But in 2016, British lawmaker Frank Field released his report – “Sweated Labour, Uber and the Gig Economy” – that documents how startups, like Uber, are contributing to labor’s slide backwards into the Victorian era’s notorious exploitation of workers. Field complains that businesses, and their investors, who profit in the gig economy are off loading the risks of doing business.
Some of those risks that Uber has imposed carelessly on the public – throughout the world, including in Tempe, Arizona – are the result of Uber’s insufficient vetting of its drivers. For example, in the accident that killed 49-year-old Elaine Herzberg Sunday night, the so-called “backup driver,” who was behind the wheel of the car, but not operating it, was a convicted felon who had served time in prison for armed robbery and other charges. Uber has declined to comment on the driver’s criminal record.
In Boston this week, an Uber driver was charged and arrested on rape charges, as other Uber drivers have been throughout the world in the years since Uber’s founding in San Francisco in 2009.
As the public has observed repeatedly since then, Uber is by no means or measure a good citizen.
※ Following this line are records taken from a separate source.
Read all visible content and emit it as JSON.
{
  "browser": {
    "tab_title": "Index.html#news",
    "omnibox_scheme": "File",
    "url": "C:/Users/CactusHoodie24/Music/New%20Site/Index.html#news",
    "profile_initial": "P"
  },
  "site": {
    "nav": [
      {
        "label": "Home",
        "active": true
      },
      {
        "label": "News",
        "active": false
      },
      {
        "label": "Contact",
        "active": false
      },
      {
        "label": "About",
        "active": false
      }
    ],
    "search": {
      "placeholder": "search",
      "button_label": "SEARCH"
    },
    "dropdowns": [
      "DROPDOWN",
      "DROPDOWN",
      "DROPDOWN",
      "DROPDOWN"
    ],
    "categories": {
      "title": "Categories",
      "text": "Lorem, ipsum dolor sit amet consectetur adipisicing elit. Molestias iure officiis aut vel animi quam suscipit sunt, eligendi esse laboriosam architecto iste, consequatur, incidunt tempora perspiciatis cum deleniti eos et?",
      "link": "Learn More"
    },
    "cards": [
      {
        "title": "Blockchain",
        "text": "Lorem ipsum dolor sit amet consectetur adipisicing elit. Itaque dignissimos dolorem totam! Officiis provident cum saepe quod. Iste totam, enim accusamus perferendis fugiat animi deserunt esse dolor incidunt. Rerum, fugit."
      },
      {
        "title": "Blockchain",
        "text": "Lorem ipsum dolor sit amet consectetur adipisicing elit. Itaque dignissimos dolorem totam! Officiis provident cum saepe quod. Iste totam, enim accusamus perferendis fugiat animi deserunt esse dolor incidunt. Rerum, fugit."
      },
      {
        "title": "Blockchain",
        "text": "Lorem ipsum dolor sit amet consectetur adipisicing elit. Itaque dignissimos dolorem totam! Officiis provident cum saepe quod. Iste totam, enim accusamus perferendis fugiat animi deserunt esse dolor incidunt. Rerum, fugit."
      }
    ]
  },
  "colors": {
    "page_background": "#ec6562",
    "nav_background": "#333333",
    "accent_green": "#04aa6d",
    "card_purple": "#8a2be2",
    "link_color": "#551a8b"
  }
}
And even though Gov. Doug Ducey has, since taking office in 2015, signed two executive orders allowing the testing of autonomous vehicles throughout Arizona, local governments, including throughout the Quad Cities region, must remain vigilant to protect citizens in this region from these abuses that Uber has imposed on communities throughout the world, including in Arizona.